Hybrid quantum systems have the potential of mitigating current challenges in
developing a scalable quantum computer. Of particular interest is the
hybridization between atomic and superconducting qubits. We demonstrate a novel
experimental setup for transferring and trapping ultracold atoms inside a
millikelvin cryogenic environment, where interactions between atomic and
superconducting qubits can be established, paving the way for hybrid quantum
systems. $^{87}\text{Rb}$ atoms are prepared in a conventional magneto-optical

We perform quantum logic spectroscopy with a $^{27}$Al$^{+}$/$^{40}$Ca$^{+}$
mixed ion crystal in a linear Paul trap for a measurement of the
$(3s^{2})\,^{1}\mathrm{S}_{0} \leftrightarrow \, (3s3p)\,^{3}\mathrm{P}_{1},
F=7/2$ intercombination transition in $^{27}$Al$^{+}$. Towards this end, Ramsey
spectroscopy is used for probing the transition in $^{27}$Al$^{+}$ and the
$(4s^{2})\,\mathrm{S}_{1/2} \leftrightarrow \, (4s3d)\,\mathrm{D}_{5/2}$ clock
transition in $^{40}$Ca$^{+}$ in interleaved measurements.
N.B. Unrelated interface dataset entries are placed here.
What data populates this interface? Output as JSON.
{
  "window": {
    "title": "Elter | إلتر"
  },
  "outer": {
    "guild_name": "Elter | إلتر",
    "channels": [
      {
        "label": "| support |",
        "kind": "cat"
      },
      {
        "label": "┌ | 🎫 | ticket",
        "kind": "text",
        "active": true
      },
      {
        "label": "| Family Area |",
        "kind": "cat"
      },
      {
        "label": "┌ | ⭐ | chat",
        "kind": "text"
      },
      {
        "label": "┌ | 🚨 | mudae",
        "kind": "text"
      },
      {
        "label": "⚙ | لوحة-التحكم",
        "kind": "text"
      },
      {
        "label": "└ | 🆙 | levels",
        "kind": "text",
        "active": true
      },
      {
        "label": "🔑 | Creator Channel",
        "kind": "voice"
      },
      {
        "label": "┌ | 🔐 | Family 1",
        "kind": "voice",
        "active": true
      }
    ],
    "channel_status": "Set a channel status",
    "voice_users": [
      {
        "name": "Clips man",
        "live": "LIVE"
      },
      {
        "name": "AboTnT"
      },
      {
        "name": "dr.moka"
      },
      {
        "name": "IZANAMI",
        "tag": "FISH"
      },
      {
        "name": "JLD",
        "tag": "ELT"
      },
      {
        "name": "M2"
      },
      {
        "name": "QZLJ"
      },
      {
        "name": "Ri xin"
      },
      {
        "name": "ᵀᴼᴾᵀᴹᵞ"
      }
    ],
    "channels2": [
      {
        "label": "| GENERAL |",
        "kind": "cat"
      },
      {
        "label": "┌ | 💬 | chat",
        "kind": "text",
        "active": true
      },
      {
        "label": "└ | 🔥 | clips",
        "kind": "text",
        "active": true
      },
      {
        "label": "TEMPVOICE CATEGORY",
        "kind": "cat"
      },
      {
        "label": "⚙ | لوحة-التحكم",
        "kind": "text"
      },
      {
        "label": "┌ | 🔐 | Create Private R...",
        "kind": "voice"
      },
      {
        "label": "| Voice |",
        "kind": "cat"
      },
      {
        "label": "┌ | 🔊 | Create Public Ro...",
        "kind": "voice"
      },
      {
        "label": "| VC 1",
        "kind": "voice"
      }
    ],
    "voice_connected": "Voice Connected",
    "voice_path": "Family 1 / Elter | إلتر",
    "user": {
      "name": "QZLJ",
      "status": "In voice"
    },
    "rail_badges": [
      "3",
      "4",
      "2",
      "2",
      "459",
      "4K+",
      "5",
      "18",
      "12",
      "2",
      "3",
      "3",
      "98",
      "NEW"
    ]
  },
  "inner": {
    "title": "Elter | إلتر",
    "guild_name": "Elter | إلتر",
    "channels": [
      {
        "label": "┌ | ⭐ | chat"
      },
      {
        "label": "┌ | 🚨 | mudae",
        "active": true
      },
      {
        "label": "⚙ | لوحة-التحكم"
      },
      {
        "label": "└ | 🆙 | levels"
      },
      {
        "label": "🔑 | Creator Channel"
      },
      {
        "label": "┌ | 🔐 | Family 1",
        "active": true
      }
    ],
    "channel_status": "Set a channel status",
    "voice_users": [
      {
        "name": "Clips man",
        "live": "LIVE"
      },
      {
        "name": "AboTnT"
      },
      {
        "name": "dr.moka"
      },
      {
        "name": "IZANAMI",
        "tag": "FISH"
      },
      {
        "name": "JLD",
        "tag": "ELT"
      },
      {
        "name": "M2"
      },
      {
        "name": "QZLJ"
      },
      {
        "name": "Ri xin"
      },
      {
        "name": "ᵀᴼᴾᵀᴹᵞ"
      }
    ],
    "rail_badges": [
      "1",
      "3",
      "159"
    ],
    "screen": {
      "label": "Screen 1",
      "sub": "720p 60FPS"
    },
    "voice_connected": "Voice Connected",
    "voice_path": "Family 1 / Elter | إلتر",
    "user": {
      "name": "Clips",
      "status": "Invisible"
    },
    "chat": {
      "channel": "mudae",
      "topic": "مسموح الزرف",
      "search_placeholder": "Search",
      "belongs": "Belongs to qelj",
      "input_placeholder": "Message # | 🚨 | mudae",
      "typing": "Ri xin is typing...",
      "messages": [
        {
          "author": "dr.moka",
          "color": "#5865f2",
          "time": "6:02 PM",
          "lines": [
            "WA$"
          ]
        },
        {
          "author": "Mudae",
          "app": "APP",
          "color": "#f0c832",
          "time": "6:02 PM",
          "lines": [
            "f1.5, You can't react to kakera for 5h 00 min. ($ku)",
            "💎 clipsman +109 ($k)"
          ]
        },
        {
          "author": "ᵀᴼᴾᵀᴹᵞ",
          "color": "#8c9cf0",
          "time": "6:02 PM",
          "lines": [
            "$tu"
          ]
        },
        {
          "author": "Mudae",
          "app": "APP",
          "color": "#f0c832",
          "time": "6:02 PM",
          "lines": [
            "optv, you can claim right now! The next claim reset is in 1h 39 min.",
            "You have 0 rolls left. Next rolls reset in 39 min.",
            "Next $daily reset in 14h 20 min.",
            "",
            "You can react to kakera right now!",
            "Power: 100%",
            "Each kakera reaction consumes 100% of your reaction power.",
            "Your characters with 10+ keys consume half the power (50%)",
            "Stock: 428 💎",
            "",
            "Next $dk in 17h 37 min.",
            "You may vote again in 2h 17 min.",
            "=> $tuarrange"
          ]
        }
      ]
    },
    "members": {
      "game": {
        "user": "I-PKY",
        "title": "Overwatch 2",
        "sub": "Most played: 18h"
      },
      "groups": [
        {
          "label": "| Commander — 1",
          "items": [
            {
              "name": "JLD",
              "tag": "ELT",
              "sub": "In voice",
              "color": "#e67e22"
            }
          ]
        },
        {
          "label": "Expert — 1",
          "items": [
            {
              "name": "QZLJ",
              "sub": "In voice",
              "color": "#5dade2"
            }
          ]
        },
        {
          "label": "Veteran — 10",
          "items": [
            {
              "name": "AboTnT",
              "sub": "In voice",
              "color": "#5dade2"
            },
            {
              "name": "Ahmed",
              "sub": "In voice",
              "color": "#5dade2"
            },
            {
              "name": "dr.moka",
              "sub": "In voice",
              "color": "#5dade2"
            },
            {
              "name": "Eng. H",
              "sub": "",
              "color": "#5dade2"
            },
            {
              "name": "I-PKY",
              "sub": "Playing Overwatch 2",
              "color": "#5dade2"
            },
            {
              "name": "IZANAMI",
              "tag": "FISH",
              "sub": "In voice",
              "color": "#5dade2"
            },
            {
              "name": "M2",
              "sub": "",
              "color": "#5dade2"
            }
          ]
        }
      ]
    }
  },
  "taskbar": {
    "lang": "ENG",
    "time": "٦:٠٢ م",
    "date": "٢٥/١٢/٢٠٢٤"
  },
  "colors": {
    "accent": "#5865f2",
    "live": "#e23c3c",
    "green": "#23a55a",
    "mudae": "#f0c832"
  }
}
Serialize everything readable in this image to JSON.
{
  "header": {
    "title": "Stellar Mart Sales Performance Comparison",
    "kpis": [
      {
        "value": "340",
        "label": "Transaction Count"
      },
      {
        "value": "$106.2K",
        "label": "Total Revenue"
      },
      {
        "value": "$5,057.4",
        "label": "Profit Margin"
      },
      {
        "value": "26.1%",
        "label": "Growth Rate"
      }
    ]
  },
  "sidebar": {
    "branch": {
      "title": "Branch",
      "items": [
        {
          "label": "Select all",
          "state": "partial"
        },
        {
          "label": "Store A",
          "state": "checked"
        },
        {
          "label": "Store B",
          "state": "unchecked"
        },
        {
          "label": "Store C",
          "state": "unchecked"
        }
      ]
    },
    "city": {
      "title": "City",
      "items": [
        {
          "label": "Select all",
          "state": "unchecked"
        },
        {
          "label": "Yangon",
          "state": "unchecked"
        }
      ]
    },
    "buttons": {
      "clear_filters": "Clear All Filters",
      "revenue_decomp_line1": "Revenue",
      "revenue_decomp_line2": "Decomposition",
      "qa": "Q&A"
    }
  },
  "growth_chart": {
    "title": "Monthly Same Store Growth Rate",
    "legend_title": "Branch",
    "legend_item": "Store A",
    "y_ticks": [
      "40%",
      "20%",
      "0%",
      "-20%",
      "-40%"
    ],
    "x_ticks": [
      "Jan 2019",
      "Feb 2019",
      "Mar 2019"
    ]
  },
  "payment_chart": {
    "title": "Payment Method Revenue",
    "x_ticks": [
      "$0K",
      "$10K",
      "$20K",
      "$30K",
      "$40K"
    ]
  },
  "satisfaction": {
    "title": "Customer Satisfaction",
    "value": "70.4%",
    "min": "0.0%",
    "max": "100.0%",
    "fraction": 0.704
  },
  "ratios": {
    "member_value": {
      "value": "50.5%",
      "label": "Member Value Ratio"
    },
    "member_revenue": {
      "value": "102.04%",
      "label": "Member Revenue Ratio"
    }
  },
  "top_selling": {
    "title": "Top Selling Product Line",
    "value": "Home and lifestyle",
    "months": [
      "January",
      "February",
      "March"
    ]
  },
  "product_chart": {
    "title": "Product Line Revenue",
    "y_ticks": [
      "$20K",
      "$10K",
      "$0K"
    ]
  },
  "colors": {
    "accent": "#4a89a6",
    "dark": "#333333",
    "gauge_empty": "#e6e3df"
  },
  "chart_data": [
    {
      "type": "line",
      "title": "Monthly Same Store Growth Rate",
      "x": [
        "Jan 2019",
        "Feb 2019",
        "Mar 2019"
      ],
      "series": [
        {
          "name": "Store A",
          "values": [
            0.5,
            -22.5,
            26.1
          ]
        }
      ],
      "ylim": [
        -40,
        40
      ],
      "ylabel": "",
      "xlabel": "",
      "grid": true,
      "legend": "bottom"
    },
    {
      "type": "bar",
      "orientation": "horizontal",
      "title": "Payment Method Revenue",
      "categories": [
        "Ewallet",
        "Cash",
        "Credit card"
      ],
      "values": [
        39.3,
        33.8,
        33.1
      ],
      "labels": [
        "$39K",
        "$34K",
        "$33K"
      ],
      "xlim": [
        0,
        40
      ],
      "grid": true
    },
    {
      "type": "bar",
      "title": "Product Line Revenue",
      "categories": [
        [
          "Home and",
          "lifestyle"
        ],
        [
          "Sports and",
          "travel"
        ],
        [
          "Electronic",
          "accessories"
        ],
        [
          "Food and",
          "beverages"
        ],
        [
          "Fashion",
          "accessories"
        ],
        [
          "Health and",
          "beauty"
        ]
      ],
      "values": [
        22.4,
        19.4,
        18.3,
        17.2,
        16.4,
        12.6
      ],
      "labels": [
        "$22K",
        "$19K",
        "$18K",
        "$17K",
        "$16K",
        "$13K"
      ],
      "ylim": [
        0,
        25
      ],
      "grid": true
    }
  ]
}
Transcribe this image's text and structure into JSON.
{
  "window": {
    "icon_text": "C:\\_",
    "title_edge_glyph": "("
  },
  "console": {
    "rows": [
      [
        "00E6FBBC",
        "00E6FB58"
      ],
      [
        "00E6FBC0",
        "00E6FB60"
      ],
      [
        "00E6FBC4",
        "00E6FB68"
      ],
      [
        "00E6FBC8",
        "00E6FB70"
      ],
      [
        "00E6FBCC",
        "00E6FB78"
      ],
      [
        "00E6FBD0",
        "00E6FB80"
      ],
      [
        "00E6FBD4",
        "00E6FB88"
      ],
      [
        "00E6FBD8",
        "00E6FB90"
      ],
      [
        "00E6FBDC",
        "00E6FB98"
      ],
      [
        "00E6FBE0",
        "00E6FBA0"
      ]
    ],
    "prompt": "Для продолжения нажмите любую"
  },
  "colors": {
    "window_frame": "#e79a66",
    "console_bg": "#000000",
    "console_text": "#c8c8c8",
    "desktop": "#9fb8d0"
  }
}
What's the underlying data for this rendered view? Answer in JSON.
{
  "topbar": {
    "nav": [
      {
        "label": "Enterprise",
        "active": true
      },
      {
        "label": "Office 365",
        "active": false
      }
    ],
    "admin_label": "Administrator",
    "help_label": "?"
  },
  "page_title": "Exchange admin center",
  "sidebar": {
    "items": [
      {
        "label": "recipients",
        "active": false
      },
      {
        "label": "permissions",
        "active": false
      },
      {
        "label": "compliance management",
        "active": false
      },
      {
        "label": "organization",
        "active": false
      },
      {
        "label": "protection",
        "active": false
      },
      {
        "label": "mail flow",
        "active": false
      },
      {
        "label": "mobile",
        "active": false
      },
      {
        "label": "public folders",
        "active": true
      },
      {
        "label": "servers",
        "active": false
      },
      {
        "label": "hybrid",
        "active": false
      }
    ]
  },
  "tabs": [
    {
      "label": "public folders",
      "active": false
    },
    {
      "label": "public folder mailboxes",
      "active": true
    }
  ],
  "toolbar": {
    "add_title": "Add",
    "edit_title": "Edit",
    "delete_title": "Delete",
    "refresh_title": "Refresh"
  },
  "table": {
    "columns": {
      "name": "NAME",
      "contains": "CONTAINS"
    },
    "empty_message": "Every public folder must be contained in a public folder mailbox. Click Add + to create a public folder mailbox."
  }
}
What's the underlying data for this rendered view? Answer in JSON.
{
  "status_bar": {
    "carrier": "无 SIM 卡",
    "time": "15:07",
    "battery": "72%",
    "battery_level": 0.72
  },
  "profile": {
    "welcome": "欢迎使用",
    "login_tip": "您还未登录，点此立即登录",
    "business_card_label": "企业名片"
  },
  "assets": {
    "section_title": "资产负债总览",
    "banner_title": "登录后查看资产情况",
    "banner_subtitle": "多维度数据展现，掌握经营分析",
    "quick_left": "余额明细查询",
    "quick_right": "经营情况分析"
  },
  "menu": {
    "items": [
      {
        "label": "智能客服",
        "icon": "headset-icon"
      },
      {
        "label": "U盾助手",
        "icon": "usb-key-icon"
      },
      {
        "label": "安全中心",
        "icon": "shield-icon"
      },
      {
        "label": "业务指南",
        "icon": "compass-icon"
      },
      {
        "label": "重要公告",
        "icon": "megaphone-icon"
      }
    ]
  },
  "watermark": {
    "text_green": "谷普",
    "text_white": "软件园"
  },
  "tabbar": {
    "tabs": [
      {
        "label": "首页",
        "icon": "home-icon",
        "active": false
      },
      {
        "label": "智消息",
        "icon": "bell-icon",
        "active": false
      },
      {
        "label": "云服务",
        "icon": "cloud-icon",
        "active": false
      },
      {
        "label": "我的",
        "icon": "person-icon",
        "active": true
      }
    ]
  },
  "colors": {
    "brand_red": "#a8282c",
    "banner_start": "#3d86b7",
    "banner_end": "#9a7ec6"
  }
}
By using the

The use of spatial quantum superpositions of electron states in a gated vdW
heterostructure as a charge qubit is presented. We theoretically demonstrate
the concept for the ZrSe$_2$/SnSe$_2$ vdW heterostructure using rigorous ab
initio calculations. In the proposed scheme, the quantum state is prepared by
applying a vertical electric field, is manipulated by short field pulses, and
is measured via electric currents. The qubit is robust, operational at high

It is common, when dealing with quantum processes involving a subsystem of a
much larger composite closed system, to treat them as effectively memory-less
(Markovian). While open systems theory tells us that non-Markovian processes
should be the norm, the ubiquity of Markovian processes is undeniable. Here,
without resorting to the Born-Markov assumption of weak coupling or making any
approximations, we formally prove that processes are close to Markovian ones,

It has become increasingly common for high-school students to see media
reports on the importance of quantum mechanics in the development of
next-generation industries such as drug development and secure communication,
but few of them have been exposed to fundamental quantum mechanical concepts in
a meaningful classroom activity. In order to bridge this gap, we design and
test a low-cost 20-minute demonstration of the Bell test, which is used in
several entanglement-based quantum key distribution protocols. The

Machine learning can help us in solving problems in the context big data
analysis and classification, as well as in playing complex games such as Go.
But can it also be used to find novel protocols and algorithms for applications
such as large-scale quantum communication? Here we show that machine learning
can be used to identify central quantum protocols, including teleportation,
entanglement purification and the quantum repeater. These schemes are of
importance in long-distance quantum communication, and their discovery has

We propose a classical-quantum hybrid algorithm for machine learning on
near-term quantum processors, which we call quantum circuit learning. A quantum
circuit driven by our framework learns a given task by tuning parameters
implemented on it. The iterative optimization of the parameters allows us to
circumvent the high-depth circuit. Theoretical investigation shows that a
quantum circuit can approximate nonlinear functions, which is further confirmed
by numerical simulations. Hybridizing a low-depth quantum circuit and a